*DIRECTIONS FOR THIS TASK*: Nothing less than an exact copy of all the records is required.
###
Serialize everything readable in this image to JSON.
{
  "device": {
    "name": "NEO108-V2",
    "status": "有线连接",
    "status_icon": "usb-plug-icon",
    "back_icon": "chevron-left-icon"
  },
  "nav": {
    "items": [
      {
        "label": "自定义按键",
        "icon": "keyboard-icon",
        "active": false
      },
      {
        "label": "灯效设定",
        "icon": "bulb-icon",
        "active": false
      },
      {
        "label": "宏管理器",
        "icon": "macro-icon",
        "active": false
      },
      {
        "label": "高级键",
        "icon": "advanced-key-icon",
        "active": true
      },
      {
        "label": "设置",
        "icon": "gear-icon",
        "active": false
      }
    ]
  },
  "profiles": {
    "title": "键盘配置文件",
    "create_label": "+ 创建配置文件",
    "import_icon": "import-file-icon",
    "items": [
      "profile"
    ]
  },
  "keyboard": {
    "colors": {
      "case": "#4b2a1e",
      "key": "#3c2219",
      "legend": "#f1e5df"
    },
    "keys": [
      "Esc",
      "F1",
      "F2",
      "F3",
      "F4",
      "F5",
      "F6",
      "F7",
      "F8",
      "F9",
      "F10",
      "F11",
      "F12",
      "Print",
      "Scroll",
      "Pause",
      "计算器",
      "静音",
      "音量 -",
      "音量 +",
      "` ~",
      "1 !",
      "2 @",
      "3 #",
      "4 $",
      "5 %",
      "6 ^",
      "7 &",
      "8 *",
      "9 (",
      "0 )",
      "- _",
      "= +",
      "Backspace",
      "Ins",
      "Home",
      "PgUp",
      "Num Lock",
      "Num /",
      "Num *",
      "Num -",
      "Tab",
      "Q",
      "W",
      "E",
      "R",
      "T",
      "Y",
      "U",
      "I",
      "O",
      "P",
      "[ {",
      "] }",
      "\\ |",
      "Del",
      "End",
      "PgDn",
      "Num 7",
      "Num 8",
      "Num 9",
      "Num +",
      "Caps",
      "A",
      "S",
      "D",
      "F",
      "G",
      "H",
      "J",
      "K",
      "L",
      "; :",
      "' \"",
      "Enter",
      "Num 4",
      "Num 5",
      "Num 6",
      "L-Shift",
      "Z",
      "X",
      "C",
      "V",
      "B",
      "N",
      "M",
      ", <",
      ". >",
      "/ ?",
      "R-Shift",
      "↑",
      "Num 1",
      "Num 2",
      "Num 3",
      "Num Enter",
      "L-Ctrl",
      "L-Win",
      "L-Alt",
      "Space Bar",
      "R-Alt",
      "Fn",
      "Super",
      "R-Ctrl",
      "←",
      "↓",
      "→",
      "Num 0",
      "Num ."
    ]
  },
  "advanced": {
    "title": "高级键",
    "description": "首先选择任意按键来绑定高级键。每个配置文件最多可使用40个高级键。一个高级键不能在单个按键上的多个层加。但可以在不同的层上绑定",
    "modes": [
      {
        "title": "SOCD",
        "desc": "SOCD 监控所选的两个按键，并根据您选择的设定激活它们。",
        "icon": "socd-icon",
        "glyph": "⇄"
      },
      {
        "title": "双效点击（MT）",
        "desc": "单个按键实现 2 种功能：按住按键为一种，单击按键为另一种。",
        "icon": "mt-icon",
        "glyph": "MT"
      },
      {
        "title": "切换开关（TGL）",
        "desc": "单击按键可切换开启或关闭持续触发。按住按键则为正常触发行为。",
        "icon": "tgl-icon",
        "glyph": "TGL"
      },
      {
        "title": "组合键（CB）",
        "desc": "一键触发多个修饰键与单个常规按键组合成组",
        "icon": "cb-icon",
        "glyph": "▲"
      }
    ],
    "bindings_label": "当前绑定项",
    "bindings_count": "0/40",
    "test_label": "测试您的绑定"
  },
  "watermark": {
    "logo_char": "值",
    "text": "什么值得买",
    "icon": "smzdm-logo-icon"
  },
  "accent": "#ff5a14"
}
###
*SOLUTION FOR THIS PROBLEM*:
Serialize everything readable in this image to JSON.
{
  "device": {
    "name": "NEO108-V2",
    "status": "有线连接",
    "status_icon": "usb-plug-icon",
    "back_icon": "chevron-left-icon"
  },
  "nav": {
    "items": [
      {
        "label": "自定义按键",
        "icon": "keyboard-icon",
        "active": false
      },
      {
        "label": "灯效设定",
        "icon": "bulb-icon",
        "active": false
      },
      {
        "label": "宏管理器",
        "icon": "macro-icon",
        "active": false
      },
      {
        "label": "高级键",
        "icon": "advanced-key-icon",
        "active": true
      },
      {
        "label": "设置",
        "icon": "gear-icon",
        "active": false
      }
    ]
  },
  "profiles": {
    "title": "键盘配置文件",
    "create_label": "+ 创建配置文件",
    "import_icon": "import-file-icon",
    "items": [
      "profile"
    ]
  },
  "keyboard": {
    "colors": {
      "case": "#4b2a1e",
      "key": "#3c2219",
      "legend": "#f1e5df"
    },
    "keys": [
      "Esc",
      "F1",
      "F2",
      "F3",
      "F4",
      "F5",
      "F6",
      "F7",
      "F8",
      "F9",
      "F10",
      "F11",
      "F12",
      "Print",
      "Scroll",
      "Pause",
      "计算器",
      "静音",
      "音量 -",
      "音量 +",
      "` ~",
      "1 !",
      "2 @",
      "3 #",
      "4 $",
      "5 %",
      "6 ^",
      "7 &",
      "8 *",
      "9 (",
      "0 )",
      "- _",
      "= +",
      "Backspace",
      "Ins",
      "Home",
      "PgUp",
      "Num Lock",
      "Num /",
      "Num *",
      "Num -",
      "Tab",
      "Q",
      "W",
      "E",
      "R",
      "T",
      "Y",
      "U",
      "I",
      "O",
      "P",
      "[ {",
      "] }",
      "\\ |",
      "Del",
      "End",
      "PgDn",
      "Num 7",
      "Num 8",
      "Num 9",
      "Num +",
      "Caps",
      "A",
      "S",
      "D",
      "F",
      "G",
      "H",
      "J",
      "K",
      "L",
      "; :",
      "' \"",
      "Enter",
      "Num 4",
      "Num 5",
      "Num 6",
      "L-Shift",
      "Z",
      "X",
      "C",
      "V",
      "B",
      "N",
      "M",
      ", <",
      ". >",
      "/ ?",
      "R-Shift",
      "↑",
      "Num 1",
      "Num 2",
      "Num 3",
      "Num Enter",
      "L-Ctrl",
      "L-Win",
      "L-Alt",
      "Space Bar",
      "R-Alt",
      "Fn",
      "Super",
      "R-Ctrl",
      "←",
      "↓",
      "→",
      "Num 0",
      "Num ."
    ]
  },
  "advanced": {
    "title": "高级键",
    "description": "首先选择任意按键来绑定高级键。每个配置文件最多可使用40个高级键。一个高级键不能在单个按键上的多个层加。但可以在不同的层上绑定",
    "modes": [
      {
        "title": "SOCD",
        "desc": "SOCD 监控所选的两个按键，并根据您选择的设定激活它们。",
        "icon": "socd-icon",
        "glyph": "⇄"
      },
      {
        "title": "双效点击（MT）",
        "desc": "单个按键实现 2 种功能：按住按键为一种，单击按键为另一种。",
        "icon": "mt-icon",
        "glyph": "MT"
      },
      {
        "title": "切换开关（TGL）",
        "desc": "单击按键可切换开启或关闭持续触发。按住按键则为正常触发行为。",
        "icon": "tgl-icon",
        "glyph": "TGL"
      },
      {
        "title": "组合键（CB）",
        "desc": "一键触发多个修饰键与单个常规按键组合成组",
        "icon": "cb-icon",
        "glyph": "▲"
      }
    ],
    "bindings_label": "当前绑定项",
    "bindings_count": "0/40",
    "test_label": "测试您的绑定"
  },
  "watermark": {
    "logo_char": "值",
    "text": "什么值得买",
    "icon": "smzdm-logo-icon"
  },
  "accent": "#ff5a14"
}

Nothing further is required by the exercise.